The Hutu-Tutsi conflict has had incredibly high death tolls. Between 1959 and 1961, 100,000 Tutsis were massacred by Hutus. In 1972 in neighboring Burundi, somewhere between 80,000 and 200,000 Hutus were slaughtered by Tutsis in 1972. And in 1994, the dead numbered between 800,000 and a million Tutsis, killed at the hands of Hutus. The violence has been systemic, retaliatory, and brutal, with surprisingly short intervals between genocidal outbreaks. Today, the tribal clash continues in the Democratic Republic of the Congo.

With so few years between these genocides, in a culture where tribal heritage is important, and where the clash continues in neighboring countries, it is no wonder that the need to keep ‘Remembrance’ alive and well is so vital in the Rwandan psyche. It is seen in the presence of numerous genocide memorials across the country, in the respect and solemnity of Remembrance Week.

Though, of the practicalities of some genocide memorials in general (I am including my experience of Cambodia, as well), I have mixed feelings, particularly in relation to the use of the skulls of victims in these memorials. I understand that they bring home the reality of the atrocity, but do these victims, even if their identity is unknown, not deserve a proper burial? Do we need to see mass graves full of bones and clothing in order to understand, or should these people be put to rest? Why is it that a map made of skulls is considered disrespectful and dismantled, as happened in Cambodia, but shelves, temples, churches and mass graves full of skulls and bones is acceptable? Are pictures of the victims, something with a face and a name, a remnant of life, not a more vital reminder than nameless, faceless skulls?

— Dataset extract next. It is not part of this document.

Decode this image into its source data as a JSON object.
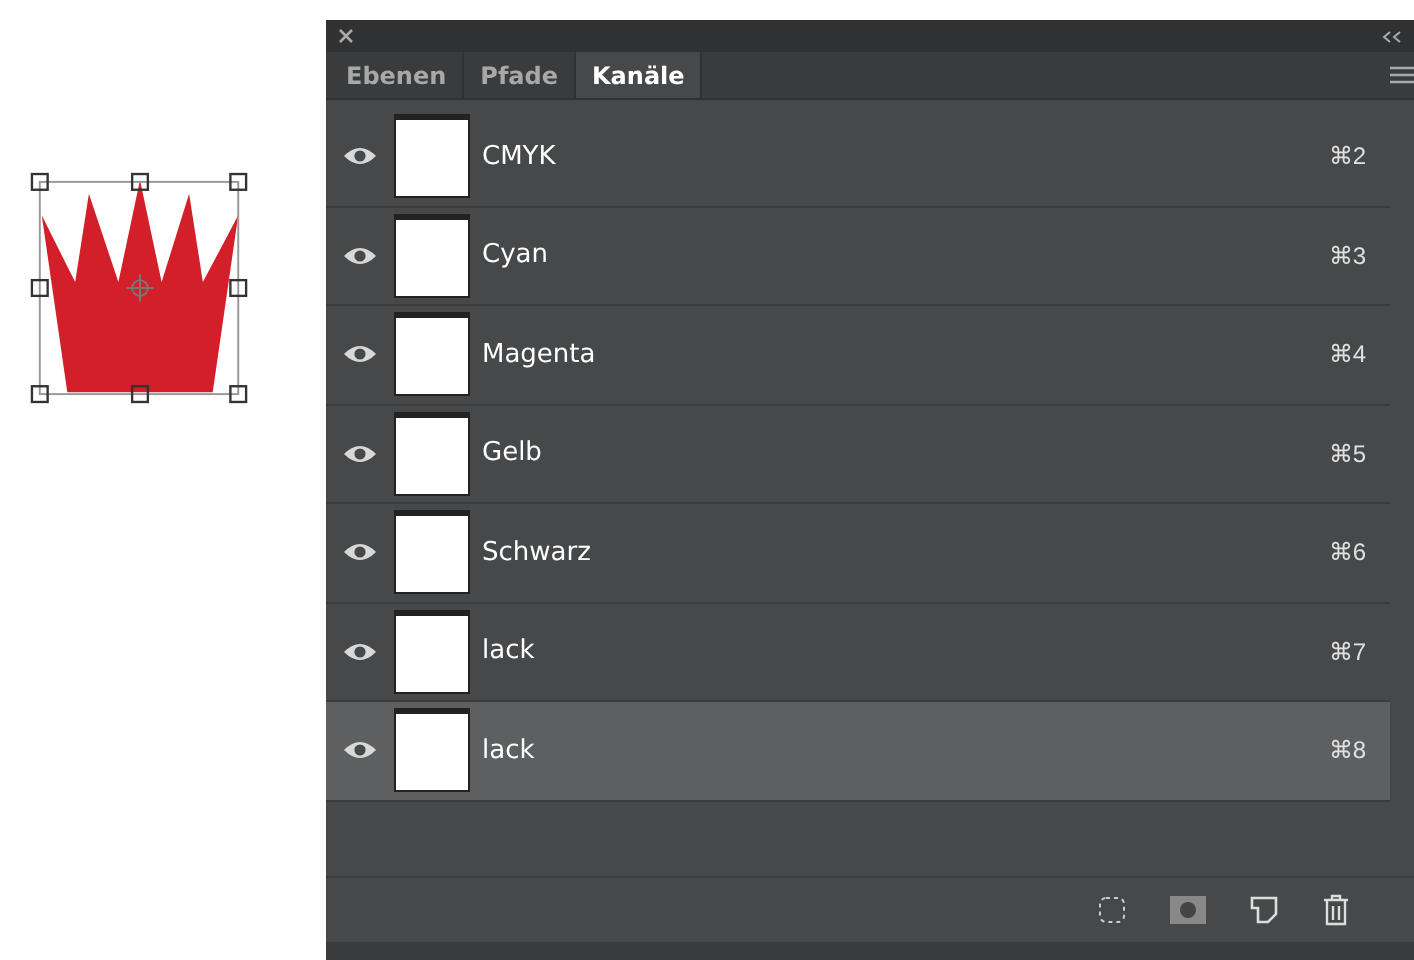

But, I digress. Whichever side of that debate you fall on, there is no denying the importance of honoring the victims, as well as the importance of remembering in order to not allow these things to happen again. Thanks to the Rwandans’ efforts in this realm, the country today is a remarkably safe place; its future is bright, its people one unified group.